### [Dataset rows for apps and sites]
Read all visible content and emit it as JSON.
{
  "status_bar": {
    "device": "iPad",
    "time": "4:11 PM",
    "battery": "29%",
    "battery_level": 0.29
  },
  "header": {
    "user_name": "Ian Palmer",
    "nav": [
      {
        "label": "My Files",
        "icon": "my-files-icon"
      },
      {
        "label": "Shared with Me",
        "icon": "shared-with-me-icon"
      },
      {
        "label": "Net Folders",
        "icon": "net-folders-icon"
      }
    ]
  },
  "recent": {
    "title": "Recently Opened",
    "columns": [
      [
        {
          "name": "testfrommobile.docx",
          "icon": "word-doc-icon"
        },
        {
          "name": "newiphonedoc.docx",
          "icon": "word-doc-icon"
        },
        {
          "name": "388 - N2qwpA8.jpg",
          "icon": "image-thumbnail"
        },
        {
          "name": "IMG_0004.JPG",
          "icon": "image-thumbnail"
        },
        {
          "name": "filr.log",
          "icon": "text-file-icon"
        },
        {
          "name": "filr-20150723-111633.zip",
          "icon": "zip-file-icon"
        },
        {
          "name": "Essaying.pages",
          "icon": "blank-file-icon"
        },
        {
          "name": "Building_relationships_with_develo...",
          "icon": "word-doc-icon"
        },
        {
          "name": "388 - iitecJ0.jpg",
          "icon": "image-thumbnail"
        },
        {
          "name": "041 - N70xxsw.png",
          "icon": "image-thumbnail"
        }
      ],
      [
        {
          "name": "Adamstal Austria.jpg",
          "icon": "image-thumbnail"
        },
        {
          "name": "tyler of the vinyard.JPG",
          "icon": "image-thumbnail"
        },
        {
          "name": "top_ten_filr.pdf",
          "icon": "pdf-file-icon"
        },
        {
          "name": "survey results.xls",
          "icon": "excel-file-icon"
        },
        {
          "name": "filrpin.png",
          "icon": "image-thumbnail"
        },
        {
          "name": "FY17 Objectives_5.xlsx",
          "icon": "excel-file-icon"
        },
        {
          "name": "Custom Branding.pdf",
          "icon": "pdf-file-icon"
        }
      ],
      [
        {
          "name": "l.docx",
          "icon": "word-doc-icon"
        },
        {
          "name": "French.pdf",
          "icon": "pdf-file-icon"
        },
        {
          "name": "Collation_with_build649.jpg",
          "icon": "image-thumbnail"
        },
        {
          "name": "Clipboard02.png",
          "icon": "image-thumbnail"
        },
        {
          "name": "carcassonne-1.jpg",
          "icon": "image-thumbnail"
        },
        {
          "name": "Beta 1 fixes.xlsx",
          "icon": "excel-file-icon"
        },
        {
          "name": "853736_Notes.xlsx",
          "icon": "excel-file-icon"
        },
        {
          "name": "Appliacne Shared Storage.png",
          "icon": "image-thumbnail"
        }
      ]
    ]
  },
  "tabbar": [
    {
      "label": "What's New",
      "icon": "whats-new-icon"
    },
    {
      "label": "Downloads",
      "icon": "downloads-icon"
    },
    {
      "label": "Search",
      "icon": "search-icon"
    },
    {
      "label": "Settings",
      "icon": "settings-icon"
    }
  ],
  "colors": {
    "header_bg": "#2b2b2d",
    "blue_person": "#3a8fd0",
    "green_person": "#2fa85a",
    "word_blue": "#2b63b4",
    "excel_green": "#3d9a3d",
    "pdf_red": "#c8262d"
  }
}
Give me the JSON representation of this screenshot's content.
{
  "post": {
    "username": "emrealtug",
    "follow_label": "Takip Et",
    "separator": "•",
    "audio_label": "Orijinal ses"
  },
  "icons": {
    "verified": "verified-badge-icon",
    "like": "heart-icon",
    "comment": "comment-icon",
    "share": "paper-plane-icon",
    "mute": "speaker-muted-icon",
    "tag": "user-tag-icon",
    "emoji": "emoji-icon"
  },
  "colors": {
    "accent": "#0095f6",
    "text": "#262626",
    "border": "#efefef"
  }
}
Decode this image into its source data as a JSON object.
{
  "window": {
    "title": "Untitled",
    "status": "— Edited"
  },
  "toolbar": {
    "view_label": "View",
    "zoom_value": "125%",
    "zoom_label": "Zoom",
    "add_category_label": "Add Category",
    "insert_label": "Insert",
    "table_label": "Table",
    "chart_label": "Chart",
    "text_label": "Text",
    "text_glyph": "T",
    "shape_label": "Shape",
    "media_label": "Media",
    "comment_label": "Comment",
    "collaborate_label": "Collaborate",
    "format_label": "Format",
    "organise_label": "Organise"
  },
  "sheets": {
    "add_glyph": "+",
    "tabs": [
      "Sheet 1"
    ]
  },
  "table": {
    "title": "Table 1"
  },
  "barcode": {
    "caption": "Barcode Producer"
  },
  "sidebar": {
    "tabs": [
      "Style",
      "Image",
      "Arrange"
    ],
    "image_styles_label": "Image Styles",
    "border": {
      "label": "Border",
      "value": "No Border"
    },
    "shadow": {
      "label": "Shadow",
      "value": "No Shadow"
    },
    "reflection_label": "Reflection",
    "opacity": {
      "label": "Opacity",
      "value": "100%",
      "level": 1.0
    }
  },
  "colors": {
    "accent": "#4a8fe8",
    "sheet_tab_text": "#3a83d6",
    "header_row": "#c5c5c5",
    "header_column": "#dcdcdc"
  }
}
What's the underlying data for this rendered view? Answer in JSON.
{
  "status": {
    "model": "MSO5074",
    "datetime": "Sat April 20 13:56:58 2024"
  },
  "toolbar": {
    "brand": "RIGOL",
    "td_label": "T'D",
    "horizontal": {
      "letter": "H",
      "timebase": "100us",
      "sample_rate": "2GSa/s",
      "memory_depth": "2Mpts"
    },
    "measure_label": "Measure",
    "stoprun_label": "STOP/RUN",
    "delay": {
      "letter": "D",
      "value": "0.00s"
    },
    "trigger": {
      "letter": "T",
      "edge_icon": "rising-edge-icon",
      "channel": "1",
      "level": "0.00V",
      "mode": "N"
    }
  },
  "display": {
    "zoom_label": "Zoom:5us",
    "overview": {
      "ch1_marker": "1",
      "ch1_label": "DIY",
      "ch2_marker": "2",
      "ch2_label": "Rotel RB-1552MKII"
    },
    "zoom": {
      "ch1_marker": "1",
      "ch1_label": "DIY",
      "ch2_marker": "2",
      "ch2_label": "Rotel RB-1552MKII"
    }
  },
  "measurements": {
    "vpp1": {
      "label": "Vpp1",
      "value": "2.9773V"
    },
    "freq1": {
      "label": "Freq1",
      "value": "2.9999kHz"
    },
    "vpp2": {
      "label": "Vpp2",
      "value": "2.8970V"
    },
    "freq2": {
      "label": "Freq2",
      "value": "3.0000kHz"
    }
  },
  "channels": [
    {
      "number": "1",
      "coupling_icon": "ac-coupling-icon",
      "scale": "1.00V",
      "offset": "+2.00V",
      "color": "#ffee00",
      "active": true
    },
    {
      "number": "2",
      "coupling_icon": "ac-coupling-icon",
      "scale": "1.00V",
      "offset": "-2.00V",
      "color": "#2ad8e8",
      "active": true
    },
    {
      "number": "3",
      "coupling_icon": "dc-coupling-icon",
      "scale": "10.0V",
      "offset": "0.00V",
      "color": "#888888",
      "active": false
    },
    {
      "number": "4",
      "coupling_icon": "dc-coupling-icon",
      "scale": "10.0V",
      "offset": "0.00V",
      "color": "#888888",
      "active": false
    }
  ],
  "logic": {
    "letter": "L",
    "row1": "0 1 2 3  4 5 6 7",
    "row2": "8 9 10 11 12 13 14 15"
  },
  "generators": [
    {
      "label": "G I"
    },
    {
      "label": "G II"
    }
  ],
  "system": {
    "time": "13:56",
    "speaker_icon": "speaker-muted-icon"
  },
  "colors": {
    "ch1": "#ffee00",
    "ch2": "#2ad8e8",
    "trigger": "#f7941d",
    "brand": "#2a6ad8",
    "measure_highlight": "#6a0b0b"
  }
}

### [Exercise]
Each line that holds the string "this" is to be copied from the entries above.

### [Finished task]
Give me the JSON representation of this screenshot's content.
Decode this image into its source data as a JSON object.
What's the underlying data for this rendered view? Answer in JSON.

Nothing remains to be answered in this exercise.